_Task item_. Scan the listing below. Report each line that includes "Curabitur".

_Supplied information_.

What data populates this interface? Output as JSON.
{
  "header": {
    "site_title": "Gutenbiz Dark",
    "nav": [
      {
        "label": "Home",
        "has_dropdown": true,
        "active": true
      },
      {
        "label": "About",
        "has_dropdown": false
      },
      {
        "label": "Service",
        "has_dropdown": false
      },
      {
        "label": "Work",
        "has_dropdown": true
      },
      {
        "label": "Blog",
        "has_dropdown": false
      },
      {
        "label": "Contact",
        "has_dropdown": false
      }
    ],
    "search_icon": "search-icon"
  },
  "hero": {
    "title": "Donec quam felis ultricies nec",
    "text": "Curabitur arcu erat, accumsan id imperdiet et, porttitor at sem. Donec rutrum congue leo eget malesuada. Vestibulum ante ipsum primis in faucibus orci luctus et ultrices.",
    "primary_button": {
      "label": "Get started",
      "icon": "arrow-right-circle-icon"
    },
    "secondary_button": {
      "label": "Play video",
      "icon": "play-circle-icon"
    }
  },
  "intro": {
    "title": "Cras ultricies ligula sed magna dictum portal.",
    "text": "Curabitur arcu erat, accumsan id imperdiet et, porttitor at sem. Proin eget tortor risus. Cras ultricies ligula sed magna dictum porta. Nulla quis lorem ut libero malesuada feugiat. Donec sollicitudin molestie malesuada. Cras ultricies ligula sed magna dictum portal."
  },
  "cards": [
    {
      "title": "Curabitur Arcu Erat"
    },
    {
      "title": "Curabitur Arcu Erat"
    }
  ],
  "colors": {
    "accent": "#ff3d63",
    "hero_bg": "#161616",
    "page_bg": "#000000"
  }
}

_Solution for this exercise_.
    "text": "Curabitur arcu erat, accumsan id imperdiet et, porttitor at sem. Donec rutrum congue leo eget malesuada. Vestibulum ante ipsum primis in faucibus orci luctus et ultrices.",
    "text": "Curabitur arcu erat, accumsan id imperdiet et, porttitor at sem. Proin eget tortor risus. Cras ultricies ligula sed magna dictum porta. Nulla quis lorem ut libero malesuada feugiat. Donec sollicitudin molestie malesuada. Cras ultricies ligula sed magna dictum portal."
      "title": "Curabitur Arcu Erat"
      "title": "Curabitur Arcu Erat"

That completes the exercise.